Salmonella enterica comprise a family of pathogenic gram-negative bacteria that have evolved sophisticated virulence mechanisms to enter non-phagocytic cells. The entry event is the result of a carefully orchestrated modulation of Rho family GTPase activity within the host cell, which in turn triggers localized remodeling of the actin cytoskeleton. These cytoskeletal rearrangements drive profuse membrane ruffling and lamellipodial extensions that envelop bacteria and trigger their internalization. This chapter describes a number of methods used to investigate the role of Rho family GTPases during Salmonella/host cell interactions. In particular, we detail a variety of complementary techniques, including affinity pull-down assays and bacterial-induced membrane ruffling and internalization assays to show that Salmonella-induced actin remodeling and entry require the Rho family members Rac and RhoG.
Fundamental to the biology of many bacterial pathogens are bacterial proteins with the capacity to modulate host cellular functions. These bacterial proteins are delivered to the host’s molecular targets by a great diversity of mechanisms of varying complexity. The different delivery mechanisms are adapted to the specific biology of the pathogen.

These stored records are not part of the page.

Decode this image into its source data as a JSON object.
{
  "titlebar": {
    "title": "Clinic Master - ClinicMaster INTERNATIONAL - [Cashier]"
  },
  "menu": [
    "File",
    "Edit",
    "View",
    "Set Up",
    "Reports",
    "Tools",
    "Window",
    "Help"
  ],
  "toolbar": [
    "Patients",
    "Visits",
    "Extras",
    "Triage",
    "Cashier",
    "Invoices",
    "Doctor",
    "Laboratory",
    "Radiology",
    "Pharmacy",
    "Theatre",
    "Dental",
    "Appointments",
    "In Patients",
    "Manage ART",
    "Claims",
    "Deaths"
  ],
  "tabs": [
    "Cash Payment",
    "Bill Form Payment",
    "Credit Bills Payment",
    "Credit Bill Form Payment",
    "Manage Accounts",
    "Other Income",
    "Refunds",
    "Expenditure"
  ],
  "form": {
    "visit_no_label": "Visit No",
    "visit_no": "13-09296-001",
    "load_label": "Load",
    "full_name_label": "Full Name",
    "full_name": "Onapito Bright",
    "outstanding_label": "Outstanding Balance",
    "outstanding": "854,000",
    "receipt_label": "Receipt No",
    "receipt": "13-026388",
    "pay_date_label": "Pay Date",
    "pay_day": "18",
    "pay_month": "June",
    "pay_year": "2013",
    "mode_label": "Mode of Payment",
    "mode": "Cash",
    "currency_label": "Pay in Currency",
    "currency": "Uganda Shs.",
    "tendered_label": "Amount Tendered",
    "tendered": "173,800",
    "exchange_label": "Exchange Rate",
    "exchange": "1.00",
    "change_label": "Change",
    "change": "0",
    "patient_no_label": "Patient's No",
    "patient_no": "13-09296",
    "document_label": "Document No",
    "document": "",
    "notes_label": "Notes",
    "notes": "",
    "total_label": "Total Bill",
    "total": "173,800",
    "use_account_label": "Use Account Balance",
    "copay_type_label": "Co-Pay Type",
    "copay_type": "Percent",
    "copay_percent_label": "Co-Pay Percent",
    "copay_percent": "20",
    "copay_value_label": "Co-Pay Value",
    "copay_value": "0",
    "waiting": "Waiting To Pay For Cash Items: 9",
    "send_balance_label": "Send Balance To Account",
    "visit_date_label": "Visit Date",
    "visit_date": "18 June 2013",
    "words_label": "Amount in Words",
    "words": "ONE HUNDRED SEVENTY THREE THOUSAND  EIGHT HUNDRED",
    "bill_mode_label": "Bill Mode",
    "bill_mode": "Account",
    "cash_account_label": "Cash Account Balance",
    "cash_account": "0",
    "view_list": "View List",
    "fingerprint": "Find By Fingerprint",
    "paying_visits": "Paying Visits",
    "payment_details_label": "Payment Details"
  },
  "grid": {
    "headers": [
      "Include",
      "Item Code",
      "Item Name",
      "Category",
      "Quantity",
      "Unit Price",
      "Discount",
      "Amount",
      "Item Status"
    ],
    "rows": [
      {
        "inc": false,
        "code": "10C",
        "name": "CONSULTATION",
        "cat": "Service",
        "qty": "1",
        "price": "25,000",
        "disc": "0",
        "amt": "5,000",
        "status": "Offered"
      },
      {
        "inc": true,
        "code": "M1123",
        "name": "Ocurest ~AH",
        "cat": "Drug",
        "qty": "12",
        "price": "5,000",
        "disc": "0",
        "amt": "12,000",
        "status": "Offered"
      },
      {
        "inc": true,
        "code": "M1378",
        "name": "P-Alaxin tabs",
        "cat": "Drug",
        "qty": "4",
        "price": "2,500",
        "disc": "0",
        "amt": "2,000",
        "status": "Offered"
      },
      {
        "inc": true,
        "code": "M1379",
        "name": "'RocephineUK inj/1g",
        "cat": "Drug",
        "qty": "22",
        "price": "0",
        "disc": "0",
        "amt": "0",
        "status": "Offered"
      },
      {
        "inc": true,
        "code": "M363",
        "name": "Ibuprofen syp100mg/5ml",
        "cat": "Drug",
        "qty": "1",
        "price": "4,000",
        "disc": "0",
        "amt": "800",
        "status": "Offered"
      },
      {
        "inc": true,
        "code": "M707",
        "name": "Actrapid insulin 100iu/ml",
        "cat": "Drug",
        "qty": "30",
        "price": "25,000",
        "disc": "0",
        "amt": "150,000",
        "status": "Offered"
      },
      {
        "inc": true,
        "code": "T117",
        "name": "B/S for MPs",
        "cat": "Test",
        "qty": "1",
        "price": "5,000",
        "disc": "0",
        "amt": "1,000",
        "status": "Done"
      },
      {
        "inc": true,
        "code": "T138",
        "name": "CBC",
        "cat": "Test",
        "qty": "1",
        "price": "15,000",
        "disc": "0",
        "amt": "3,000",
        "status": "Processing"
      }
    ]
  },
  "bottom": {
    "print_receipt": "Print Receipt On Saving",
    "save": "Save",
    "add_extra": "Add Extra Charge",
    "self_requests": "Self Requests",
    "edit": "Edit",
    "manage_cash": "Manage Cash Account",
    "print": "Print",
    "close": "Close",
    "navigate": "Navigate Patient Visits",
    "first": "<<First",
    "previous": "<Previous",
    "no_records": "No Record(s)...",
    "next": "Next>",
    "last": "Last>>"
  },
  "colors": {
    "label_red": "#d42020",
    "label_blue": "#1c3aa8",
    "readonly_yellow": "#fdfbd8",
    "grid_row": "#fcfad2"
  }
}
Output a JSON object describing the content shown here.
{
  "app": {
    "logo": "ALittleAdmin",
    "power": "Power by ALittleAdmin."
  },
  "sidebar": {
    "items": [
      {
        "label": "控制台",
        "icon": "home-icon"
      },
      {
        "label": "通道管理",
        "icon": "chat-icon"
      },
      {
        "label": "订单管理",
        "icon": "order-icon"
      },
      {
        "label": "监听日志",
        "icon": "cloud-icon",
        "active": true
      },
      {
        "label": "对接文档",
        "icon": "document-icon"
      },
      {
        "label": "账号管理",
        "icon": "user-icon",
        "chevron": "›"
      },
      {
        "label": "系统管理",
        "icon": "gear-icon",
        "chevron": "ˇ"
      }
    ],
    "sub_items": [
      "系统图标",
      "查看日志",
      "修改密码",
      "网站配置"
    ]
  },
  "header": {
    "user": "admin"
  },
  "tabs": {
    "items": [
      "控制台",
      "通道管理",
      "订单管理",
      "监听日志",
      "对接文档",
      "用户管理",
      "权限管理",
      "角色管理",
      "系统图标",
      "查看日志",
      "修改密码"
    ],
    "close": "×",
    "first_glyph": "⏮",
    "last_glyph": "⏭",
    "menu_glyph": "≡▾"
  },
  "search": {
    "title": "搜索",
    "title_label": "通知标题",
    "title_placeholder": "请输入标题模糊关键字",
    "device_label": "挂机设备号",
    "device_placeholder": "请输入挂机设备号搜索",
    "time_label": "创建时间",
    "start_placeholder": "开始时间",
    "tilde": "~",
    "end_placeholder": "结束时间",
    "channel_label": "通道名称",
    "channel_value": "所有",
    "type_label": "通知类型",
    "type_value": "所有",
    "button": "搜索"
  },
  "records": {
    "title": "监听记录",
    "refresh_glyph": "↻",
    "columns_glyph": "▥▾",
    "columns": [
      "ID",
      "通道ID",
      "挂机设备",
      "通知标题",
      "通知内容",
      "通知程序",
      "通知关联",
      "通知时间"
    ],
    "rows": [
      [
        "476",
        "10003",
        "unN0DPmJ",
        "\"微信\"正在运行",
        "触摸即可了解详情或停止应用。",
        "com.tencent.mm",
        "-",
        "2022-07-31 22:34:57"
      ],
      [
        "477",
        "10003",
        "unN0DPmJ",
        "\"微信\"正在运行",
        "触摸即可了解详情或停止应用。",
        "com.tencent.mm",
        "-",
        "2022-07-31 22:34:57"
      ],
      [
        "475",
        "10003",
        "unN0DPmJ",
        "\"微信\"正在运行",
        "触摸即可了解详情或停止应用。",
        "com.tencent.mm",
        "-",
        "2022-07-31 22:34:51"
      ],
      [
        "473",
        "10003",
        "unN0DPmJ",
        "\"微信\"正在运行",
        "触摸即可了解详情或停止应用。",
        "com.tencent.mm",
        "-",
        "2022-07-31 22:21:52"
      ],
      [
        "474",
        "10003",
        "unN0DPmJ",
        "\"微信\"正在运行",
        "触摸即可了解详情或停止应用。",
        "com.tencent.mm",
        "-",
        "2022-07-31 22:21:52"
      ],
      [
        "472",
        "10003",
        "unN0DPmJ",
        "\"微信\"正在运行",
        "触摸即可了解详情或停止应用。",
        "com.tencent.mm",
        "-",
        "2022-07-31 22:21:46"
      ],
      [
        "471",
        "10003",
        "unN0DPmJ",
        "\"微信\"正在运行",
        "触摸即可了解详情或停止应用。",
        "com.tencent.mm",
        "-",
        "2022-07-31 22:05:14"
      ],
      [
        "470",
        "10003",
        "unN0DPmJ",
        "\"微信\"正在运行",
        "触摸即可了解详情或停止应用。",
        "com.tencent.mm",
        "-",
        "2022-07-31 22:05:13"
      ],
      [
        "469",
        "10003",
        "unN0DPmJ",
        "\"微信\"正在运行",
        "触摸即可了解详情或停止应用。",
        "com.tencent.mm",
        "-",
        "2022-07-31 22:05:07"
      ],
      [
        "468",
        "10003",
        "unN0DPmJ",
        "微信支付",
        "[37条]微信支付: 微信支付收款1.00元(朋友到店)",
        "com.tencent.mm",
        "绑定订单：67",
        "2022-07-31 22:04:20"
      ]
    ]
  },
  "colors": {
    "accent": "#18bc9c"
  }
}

Here we focus our attention on a recently described delivery pathway adapted to the biology of an intracellular pathogen, in which an exotoxin is delivered from an intracellular location to its molecular target through autocrine and paracrine pathways.